Born and raised in a Christian home in Cuba, Romero enrolled at Los Pinos Nuevos Evangelical Seminary of Cuba at age 18. He developed musical skills that he would later use in ministry. After graduation, when he began pastoring two small churches, there was still freedom  to congregate and worship. However, as he served congregations in Calimete and then Alacranes, relations between the churches and the Cuban government worsened. Ministry became increasingly difficult and dangerous. When the government decided to take adolescents, including Romero’s son, out of  school to work for the “motherland,” the Romeros decided it was time to leave Cuba. No longer considered a member of the communist state, Romero had to leave home and ministry and work in agriculture for the state for the next three years. With only the clothes on their backs, the family finally left in 1971. They had to stay in Spain for 13 months before entering the U.S..

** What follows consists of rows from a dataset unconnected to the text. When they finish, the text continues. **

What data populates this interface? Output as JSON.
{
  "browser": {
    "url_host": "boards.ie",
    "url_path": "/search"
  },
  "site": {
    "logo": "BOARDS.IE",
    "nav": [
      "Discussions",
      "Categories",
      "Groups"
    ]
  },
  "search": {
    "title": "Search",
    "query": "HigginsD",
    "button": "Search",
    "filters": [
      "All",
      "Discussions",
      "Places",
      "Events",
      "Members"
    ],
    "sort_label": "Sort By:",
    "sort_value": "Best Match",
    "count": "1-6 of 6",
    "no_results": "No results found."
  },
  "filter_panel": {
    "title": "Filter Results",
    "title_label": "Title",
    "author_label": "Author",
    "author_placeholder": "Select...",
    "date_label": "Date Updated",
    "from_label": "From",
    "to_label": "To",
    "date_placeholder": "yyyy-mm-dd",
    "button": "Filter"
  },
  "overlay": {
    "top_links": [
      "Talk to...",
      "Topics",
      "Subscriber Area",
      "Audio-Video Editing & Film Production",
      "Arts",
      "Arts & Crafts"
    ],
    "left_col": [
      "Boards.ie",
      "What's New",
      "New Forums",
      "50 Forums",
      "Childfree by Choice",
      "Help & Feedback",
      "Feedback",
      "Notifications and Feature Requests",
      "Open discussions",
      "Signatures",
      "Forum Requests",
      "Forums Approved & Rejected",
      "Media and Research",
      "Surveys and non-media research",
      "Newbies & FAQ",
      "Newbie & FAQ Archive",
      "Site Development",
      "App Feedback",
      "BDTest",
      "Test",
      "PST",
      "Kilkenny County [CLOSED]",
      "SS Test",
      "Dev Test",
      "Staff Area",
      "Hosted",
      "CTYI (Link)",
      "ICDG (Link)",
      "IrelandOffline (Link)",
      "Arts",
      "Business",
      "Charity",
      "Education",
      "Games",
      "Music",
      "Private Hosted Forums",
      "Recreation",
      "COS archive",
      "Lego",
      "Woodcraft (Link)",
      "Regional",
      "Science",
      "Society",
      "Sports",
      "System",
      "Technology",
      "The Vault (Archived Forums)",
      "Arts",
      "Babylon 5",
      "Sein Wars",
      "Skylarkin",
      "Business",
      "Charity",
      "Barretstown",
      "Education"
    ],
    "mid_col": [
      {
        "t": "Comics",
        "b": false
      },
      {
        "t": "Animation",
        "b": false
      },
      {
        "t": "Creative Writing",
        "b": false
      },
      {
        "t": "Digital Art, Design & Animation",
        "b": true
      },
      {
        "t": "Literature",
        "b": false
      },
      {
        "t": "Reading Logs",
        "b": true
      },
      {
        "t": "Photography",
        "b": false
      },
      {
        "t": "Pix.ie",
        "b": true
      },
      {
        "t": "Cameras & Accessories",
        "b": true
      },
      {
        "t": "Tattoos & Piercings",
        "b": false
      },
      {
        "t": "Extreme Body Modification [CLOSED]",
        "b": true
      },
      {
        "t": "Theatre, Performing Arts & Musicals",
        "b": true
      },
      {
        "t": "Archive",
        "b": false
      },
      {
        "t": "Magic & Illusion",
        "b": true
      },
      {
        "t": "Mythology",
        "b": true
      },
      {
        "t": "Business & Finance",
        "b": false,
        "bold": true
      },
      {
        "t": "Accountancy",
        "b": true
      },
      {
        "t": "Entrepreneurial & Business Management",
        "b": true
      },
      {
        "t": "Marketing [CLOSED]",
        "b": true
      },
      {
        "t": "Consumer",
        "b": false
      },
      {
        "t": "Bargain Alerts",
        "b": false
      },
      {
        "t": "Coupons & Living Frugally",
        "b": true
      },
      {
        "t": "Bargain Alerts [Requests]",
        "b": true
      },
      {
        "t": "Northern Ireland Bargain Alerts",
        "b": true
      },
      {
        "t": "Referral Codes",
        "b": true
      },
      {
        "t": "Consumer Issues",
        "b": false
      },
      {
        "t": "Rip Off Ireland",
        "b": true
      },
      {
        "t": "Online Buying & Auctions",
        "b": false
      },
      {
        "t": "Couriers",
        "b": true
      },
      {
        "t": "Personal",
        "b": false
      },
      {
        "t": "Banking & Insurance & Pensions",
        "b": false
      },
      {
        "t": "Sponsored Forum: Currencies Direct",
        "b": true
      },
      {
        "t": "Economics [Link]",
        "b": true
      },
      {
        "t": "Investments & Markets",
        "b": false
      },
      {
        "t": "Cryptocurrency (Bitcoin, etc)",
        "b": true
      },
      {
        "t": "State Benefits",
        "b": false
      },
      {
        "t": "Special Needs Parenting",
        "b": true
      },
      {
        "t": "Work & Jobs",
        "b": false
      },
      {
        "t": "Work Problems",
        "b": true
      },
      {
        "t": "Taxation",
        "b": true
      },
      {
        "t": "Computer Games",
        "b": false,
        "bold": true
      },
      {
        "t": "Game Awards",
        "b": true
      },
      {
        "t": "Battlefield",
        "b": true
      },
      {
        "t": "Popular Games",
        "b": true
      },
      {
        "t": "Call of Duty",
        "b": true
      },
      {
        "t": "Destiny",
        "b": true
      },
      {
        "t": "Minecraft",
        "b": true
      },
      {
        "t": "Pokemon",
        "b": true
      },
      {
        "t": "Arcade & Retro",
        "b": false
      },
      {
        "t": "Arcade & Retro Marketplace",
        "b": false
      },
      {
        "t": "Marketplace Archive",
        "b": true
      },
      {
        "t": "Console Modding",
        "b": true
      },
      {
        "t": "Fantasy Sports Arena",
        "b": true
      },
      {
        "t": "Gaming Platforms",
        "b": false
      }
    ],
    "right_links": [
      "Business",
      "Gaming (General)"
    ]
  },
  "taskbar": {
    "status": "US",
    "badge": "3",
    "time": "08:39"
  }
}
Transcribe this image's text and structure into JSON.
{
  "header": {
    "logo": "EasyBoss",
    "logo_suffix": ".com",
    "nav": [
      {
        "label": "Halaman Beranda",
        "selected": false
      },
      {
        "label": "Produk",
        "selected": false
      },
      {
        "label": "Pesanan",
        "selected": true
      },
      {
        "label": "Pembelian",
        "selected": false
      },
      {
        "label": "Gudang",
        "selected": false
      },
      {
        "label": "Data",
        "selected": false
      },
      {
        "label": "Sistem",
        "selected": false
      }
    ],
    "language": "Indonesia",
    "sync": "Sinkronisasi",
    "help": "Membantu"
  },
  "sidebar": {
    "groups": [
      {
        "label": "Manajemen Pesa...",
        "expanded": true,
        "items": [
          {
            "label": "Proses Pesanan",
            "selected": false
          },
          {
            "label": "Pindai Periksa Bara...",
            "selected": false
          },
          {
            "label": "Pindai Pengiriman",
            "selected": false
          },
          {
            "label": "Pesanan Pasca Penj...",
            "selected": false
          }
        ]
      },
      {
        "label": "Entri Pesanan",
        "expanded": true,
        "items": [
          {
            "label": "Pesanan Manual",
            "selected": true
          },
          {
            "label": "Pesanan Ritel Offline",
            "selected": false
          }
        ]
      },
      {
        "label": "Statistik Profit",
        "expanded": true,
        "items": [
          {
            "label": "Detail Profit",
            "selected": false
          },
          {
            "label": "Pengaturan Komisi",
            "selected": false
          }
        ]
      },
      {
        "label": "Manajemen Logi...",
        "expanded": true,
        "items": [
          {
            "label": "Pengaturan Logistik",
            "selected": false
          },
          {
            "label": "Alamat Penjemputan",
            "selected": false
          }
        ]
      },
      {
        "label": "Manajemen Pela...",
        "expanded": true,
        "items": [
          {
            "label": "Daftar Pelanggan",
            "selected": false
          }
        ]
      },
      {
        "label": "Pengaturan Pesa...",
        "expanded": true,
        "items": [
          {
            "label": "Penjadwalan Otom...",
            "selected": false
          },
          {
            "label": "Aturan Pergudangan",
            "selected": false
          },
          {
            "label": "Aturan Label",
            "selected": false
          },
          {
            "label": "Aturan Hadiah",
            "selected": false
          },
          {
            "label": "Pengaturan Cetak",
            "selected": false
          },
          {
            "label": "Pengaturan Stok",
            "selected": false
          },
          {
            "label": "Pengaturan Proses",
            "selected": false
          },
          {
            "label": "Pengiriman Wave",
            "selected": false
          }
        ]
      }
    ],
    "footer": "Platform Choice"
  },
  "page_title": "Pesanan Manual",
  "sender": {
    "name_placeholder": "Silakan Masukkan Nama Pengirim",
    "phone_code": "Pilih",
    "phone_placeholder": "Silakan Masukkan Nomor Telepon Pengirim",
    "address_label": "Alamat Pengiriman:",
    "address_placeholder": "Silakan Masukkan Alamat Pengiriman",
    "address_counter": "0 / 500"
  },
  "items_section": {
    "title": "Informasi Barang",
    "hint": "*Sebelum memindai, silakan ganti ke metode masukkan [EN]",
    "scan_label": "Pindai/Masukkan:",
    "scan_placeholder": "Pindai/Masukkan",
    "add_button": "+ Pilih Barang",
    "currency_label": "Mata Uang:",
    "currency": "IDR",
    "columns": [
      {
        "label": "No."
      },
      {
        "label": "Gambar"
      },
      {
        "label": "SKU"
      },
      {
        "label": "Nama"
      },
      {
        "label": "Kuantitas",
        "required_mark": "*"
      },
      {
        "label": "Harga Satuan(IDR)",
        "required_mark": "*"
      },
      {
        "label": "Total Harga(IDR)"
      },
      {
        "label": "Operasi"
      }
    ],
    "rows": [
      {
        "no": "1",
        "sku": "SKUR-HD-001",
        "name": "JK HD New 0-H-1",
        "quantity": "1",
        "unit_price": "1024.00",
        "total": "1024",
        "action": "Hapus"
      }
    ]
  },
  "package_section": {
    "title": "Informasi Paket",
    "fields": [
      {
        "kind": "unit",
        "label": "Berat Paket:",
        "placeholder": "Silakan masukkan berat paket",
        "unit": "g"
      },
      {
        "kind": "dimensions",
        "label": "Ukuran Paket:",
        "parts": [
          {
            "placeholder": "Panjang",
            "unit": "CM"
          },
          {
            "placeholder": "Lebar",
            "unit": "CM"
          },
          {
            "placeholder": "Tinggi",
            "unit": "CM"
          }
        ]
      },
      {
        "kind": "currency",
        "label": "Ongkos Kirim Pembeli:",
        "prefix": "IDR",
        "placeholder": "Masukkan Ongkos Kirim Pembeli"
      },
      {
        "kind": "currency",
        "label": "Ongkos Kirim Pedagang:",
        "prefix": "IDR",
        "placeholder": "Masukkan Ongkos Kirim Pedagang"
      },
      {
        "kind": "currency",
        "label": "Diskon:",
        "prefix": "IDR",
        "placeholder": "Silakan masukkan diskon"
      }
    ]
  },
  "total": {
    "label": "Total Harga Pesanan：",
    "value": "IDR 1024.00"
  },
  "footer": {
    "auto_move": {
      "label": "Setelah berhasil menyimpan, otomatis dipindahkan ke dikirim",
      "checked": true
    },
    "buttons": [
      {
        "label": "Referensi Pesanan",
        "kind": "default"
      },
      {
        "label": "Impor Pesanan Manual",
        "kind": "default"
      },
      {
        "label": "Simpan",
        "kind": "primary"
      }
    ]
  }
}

A year later, Romero accepted a call from Emanuel Hispanic Christian Reformed Church in Wyoming, Mich., where he served for 22 years until his retirement in 1995. While there, he did not escape persecution, occasionally receiving anonymous letters condemning him for helping to find work for Hispanic people immigrating into the area.

Even near the end of his life, Romero never missed an opportunity to share the gospel. He will be greatly missed by his sons, Ariel and Omar, and their spouses; and by eight grandchildren and six great-grandchildren. He was preceded in death by Mercedes, his partner in ministry and wife of 59 years.

About the Author

A former nurse and chaplain, Janet Greidanus is a freelance news correspondent and long-time writer of the In Memoriam column for The Banner.